Data under study -
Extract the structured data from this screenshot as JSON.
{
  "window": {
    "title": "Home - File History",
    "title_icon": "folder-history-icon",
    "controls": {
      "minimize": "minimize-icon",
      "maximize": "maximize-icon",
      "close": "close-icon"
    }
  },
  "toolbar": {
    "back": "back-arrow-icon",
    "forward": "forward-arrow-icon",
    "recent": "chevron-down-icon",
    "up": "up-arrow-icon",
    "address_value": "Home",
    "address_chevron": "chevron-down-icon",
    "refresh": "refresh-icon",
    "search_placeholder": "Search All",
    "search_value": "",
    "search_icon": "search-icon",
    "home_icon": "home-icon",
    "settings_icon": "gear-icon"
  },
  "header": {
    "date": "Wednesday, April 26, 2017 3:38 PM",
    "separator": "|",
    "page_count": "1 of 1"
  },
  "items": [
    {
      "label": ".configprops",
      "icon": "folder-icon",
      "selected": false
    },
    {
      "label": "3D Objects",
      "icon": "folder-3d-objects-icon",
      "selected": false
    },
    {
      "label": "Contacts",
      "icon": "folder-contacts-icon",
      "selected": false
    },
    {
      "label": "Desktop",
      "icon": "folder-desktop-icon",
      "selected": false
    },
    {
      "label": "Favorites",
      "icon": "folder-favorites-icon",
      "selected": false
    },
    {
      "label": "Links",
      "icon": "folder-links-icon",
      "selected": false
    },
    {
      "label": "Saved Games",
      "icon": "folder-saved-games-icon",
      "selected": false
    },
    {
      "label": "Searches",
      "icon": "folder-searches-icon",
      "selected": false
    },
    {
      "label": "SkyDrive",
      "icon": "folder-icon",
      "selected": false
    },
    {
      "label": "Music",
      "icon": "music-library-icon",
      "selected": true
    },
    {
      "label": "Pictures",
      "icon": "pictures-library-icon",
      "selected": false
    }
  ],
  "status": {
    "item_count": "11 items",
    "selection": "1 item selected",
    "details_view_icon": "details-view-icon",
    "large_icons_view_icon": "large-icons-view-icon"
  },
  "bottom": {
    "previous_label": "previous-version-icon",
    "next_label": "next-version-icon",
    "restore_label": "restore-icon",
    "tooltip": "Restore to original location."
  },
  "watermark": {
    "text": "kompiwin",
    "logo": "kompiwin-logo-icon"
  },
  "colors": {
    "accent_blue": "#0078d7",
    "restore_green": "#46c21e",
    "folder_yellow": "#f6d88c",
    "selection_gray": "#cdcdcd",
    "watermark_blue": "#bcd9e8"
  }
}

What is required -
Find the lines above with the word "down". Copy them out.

Exercise result -
    "recent": "chevron-down-icon",
    "address_chevron": "chevron-down-icon",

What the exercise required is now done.